Even more crucial was Nazi Germany’s treatment of the Jews. The Missouri Synod leaders clearly maintained a traditional view of the Jews as a people who had sinned by putting Christ to death, but who nonetheless deserved to be invited to become Christians. Indeed the Jews, like all other people, needed Jesus as their Saviour. And considerable efforts to missionize the Jews were being made. Consequently the Nazi campaigns of vilification, discrimination, and expulsion were seen to be wholly misguided, and indeed a stain upon Germany’s record for tolerance and fair play. Such an impression was only confirmed when the news of the November 1938 pogrom against the Jews became a world-wide scandal.
Nevertheless many Missouri Synod supporters were at first fascinated, as were their German counterparts, by the personality of Adolf Hitler. His forceful leadership was praised, as was his readiness to tackle the danger of a “Bolshevik revolution” head-on. Beyond this there was much praise for how Hitler cleaned up Germany in general. This included unifying the German people, creating a clean and orderly society, addressing Germany’s low birth rate, and improving national morals. Even the Nazis’ book burning was seen as a good thing since this meant that Marxist, atheist, ungodly and immoral books were destroyed. Such puritanical measures were applauded, and only confirmed the belief held by many Missouri supporters that Hitler was a God-fearing Christian, or even that he kept a bible by his bedside. As the 1930s progressed, however, the Missouri publications expressed more and more concern about events in Germany, but were able to believe that such errors were largely due to the over-enthusiasms of Hitler’s associates of lower rank Even the excesses against the Jews, or the vicious antisemitic publication, Der Stürmer, was regarded as the work of underlings. “If only the Führer knew, he would put it right”. But by the end of the 1930s such evasions became less effective. In fact the Missouri publications reported less and less about conditions in Germany. As the danger of war,grew, they retreated into silence, lest the sad harassment of twenty years earlier against all things German should be repeated. The Missouri Synod editors became more defensive about their German identity It was easier to concentrate on a purely spiritual witness in these newspapers, in order to avoid the risk of being isolated or even seen as anti-American Their consciousness of being a minority community was only enhanced by this sense of increasingly conflicting loyalties. They could not fail to realize that they might become the victims of anti-German prejudice. Which indeed after 1941 actually happened.
John Hellwege, St Louis.
Editor’s note: It was not until 1945 that the Missouri Synod publications could once again take up the theme of the victimization of Germans and Germany. In the immediate post-war years, prodigious efforts were made to collect relief supplies for their Lutheran counterparts in war-devastated Germany, especially in the ravaged areas occupied by the Soviet armies.

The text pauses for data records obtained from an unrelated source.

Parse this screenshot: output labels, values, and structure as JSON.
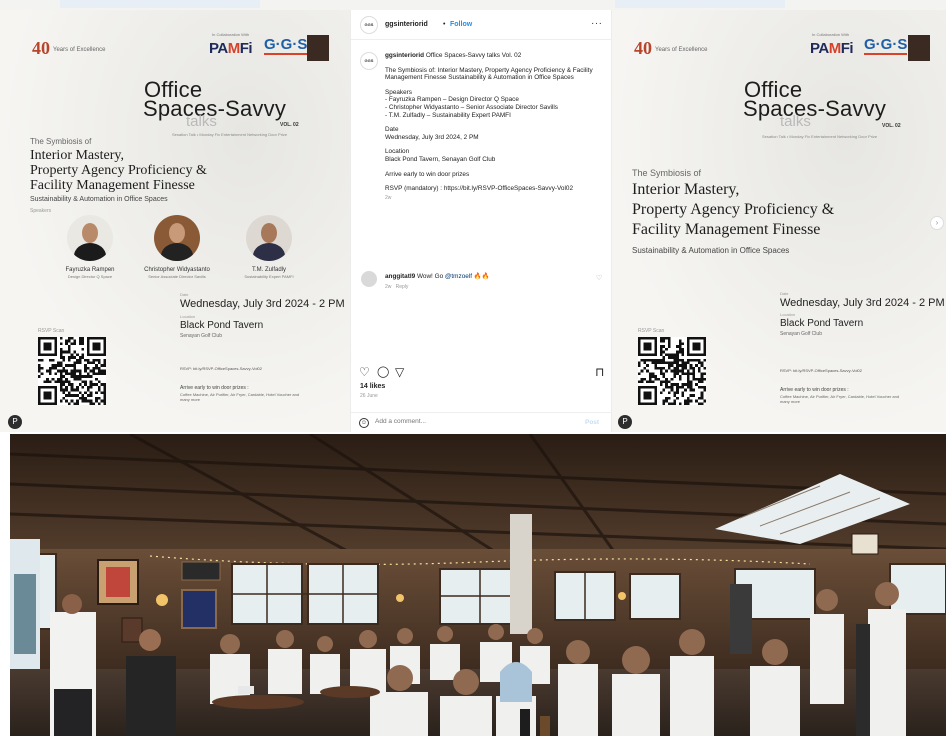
{
  "poster_left": {
    "logo_40": "40",
    "logo_40_sub": "Years of Excellence",
    "collab": "In Collaboration With",
    "pamfi_a": "PA",
    "pamfi_m": "M",
    "pamfi_b": "Fi",
    "ggs": "G·G·S",
    "title_line1": "Office",
    "title_line2": "Spaces-Savvy",
    "talks": "talks",
    "vol": "VOL. 02",
    "tagline": "Sesation Talk • Monday Fix Entertainment Networking Door Prize",
    "symbiosis": "The Symbiosis of",
    "line1": "Interior Mastery,",
    "line2": "Property Agency Proficiency &",
    "line3": "Facility Management Finesse",
    "sustain": "Sustainability & Automation in Office Spaces",
    "speakers_label": "Speakers",
    "speakers": [
      {
        "name": "Fayruzka Rampen",
        "role": "Design Director Q Space"
      },
      {
        "name": "Christopher Widyastanto",
        "role": "Senior Associate Director Savills"
      },
      {
        "name": "T.M. Zulfadly",
        "role": "Sustainability Expert PAMFI"
      }
    ],
    "date_label": "Date",
    "date": "Wednesday, July 3rd 2024 - 2 PM",
    "venue_label": "Location",
    "venue": "Black Pond Tavern",
    "venue_sub": "Senayan Golf Club",
    "rsvp_label": "RSVP Scan",
    "rsvp_url": "RSVP: bit.ly/RSVP-OfficeSpaces-Savvy-Vol02",
    "prize_head": "Arrive early to win door prizes :",
    "prize_body": "Coffee Machine, Air Purifier, Air Fryer, Cardable, Hotel Voucher and many more",
    "profile_icon": "P"
  },
  "poster_right": {
    "logo_40": "40",
    "logo_40_sub": "Years of Excellence",
    "collab": "In Collaboration With",
    "pamfi_a": "PA",
    "pamfi_m": "M",
    "pamfi_b": "Fi",
    "ggs": "G·G·S",
    "title_line1": "Office",
    "title_line2": "Spaces-Savvy",
    "talks": "talks",
    "vol": "VOL. 02",
    "tagline": "Sesation Talk • Monday Fix Entertainment Networking Door Prize",
    "symbiosis": "The Symbiosis of",
    "line1": "Interior Mastery,",
    "line2": "Property Agency Proficiency &",
    "line3": "Facility Management Finesse",
    "sustain": "Sustainability & Automation in Office Spaces",
    "date_label": "Date",
    "date": "Wednesday, July 3rd 2024 - 2 PM",
    "venue_label": "Location",
    "venue": "Black Pond Tavern",
    "venue_sub": "Senayan Golf Club",
    "rsvp_label": "RSVP Scan",
    "rsvp_url": "RSVP: bit.ly/RSVP-OfficeSpaces-Savvy-Vol02",
    "prize_head": "Arrive early to win door prizes :",
    "prize_body": "Coffee Machine, Air Purifier, Air Fryer, Cardable, Hotel Voucher and many more",
    "profile_icon": "P",
    "next_icon": "›"
  },
  "instagram": {
    "avatar_text": "GGS",
    "handle": "ggsinteriorid",
    "dot": "•",
    "follow": "Follow",
    "more": "···",
    "caption_handle": "ggsinteriorid",
    "caption_title": "Office Spaces-Savvy talks Vol. 02",
    "caption_p1": "The Symbiosis of: Interior Mastery, Property Agency Proficiency & Facility Management Finesse Sustainability & Automation in Office Spaces",
    "speakers_head": "Speakers",
    "speaker1": "- Fayruzka Rampen – Design Director Q Space",
    "speaker2": "- Christopher Widyastanto – Senior Associate Director Savills",
    "speaker3": "- T.M. Zulfadly – Sustainability Expert PAMFI",
    "date_head": "Date",
    "date": "Wednesday, July 3rd 2024, 2 PM",
    "location_head": "Location",
    "location": "Black Pond Tavern, Senayan Golf Club",
    "prizes": "Arrive early to win door prizes",
    "rsvp": "RSVP (mandatory) : https://bit.ly/RSVP-OfficeSpaces-Savvy-Vol02",
    "caption_time": "2w",
    "comment_user": "anggitatl9",
    "comment_text": "Wow! Go",
    "comment_tag": "@tmzoelf",
    "comment_emoji": "🔥🔥",
    "comment_time": "2w",
    "comment_reply": "Reply",
    "likes": "14 likes",
    "post_date": "26 June",
    "add_comment_placeholder": "Add a comment...",
    "post_label": "Post",
    "icons": {
      "heart": "♡",
      "comment": "◯",
      "share": "▽",
      "save": "⊓",
      "smiley": "☺"
    }
  },
  "colors": {
    "follow_blue": "#1d90f0",
    "pamfi_navy": "#1e2a5a",
    "accent_red": "#d6412b",
    "ggs_blue": "#1f5fa8"
  }
}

But it was to be a great deal longer before these pious Missouri Christians were ready to come to terms with the horrendous crimes committed,by their German Lutheran counterparts in the service of the Nazis, or to face up to the untold sufferings imposed on others by these same Lutherans in the name of Germany. JSC
With every best wish to you all,